During two decades of conflict and chaos in Somalia, Mohammed Ousman stayed in Mogadishu and taught art as others fled the country. But life became impossible after Al Shabaab militants killed his brother for continuing to practise art. Four of the man's nine children were also murdered. Mohammed closed his own "Picasso Art School" and married his brother's widow, in accordance with Somali custom. But without a job, the 57-year-old struggled to support two families and eventually this cost him his first family. Mohammed decided to leave, flying to Berbera in Somaliland in late 2011 and then crossing to Aw-Barre refugee camp in Ethiopia, where he joined his second wife and her five children. UNHCR transferred Mohammed and his family to Addis Ababa on protection grounds, and in the belief that he could make a living there from his art. But he's discovering that selling paintings and drawings can be tough - he relies on UNHCR support.

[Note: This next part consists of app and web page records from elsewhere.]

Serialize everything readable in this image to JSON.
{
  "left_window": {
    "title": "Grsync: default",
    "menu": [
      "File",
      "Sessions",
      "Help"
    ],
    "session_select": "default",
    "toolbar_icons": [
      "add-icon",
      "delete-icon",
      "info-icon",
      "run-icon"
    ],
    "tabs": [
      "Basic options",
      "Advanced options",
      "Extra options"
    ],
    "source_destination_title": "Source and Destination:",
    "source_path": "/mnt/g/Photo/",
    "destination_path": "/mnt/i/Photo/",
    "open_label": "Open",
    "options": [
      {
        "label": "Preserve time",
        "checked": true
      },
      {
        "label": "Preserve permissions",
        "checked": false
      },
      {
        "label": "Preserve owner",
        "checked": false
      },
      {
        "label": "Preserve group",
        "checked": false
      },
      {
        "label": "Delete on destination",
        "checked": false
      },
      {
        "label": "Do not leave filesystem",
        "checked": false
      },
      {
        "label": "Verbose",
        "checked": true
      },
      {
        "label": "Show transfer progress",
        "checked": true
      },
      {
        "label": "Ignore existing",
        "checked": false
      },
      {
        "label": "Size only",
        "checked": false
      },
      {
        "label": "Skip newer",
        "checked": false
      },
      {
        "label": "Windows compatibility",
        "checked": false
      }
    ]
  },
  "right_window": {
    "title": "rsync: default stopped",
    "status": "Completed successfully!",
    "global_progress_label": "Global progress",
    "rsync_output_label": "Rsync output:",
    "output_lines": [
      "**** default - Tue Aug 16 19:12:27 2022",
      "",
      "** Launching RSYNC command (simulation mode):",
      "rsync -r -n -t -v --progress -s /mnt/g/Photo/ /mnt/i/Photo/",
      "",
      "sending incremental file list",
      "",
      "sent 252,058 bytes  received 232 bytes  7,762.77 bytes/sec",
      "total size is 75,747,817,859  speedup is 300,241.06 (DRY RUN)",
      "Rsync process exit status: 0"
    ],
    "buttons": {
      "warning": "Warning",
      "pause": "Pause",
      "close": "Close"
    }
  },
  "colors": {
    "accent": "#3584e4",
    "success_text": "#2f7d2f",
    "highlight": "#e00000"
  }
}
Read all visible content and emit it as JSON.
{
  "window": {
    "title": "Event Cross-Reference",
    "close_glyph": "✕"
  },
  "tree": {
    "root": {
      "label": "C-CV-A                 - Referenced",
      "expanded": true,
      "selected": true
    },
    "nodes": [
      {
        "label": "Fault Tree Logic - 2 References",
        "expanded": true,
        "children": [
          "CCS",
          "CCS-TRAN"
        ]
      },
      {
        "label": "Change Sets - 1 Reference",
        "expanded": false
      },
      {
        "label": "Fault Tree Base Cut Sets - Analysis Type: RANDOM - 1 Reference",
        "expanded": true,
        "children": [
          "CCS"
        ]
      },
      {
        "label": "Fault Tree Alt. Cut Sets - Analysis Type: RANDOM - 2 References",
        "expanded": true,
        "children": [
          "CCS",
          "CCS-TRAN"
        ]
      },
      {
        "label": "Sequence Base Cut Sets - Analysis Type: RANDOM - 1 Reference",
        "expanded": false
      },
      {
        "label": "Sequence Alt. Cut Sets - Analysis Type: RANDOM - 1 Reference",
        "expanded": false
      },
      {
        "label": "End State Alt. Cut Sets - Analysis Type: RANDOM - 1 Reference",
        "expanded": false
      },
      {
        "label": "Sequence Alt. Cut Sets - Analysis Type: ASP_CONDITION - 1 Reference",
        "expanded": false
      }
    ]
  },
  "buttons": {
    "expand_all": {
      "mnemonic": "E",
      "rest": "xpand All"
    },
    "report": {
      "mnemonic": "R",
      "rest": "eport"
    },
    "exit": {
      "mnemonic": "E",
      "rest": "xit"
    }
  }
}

The following images of the artist and his family were taken by UNHCR's Kisut Gebre Egziabher.

A Family of Somali Artists Continue to Create in Exile

Nansen Refugee Award Presentation Ceremony

More than 400 people attended the annual presentation in Geneva in October 1, 2012 of UNHCR's Nansen Refugee Award. This year's inspirational winner from Somalia, Hawa Aden Mohamed, was unable to attend for health reasons, but she sent a video message. In the former refugee's absence, UN High Commissioner for Refugees António Guterres presented the award and Nansen medal to her sister, Shukri Aden Mohamed.

The 63-year-old humanitarian, educator and women's rights advocate, widely known as "Mama" Hawa, was honoured for her extraordinary service - under extremely difficult conditions - on behalf of refugees and the internally displaced, mainly women and girls but also including boys.

Above all she has been recognized for her work - as founder and director of the Galkayo Education Centre for Peace and Development in Somalia's Puntland region - in helping to empower thousands of displaced Somali women and girls, many of whom are victims of rape. The centre provides secondary education as well as life skills training.

The packed event also included an address by Liberian peace activist Leymah Gbowee, co-winner of last year's Nobel Peace Prize, and a video tribute to Mama Hawa as well as performances from UNHCR Honorary Lifetime Goodwill Ambassador and classical singer, Barbara Hendricks, and up and coming Swiss musician Bastian Baker.

Nansen Refugee Award Presentation Ceremony

Somalia: UN High Commissioner For Refugees In MogadishuPlay video

Somalia: UN High Commissioner For Refugees In Mogadishu

UN High Commissioner for Refugees António Guterres visits Mogadishu, expresses solidarity with Somali people on eve of Ramadan.
Somalia: Solutions For Somali RefugeesPlay video

Somalia: Solutions For Somali Refugees

In Kenya, the UN High Commissioner for Refugees, António Guterres discusses solutions for Somali refugees.
Somalia: Saving LivesPlay video

Somalia: Saving Lives

Donor support for a specialized maternity-child clinic helps save the lives of displaced Somali mothers.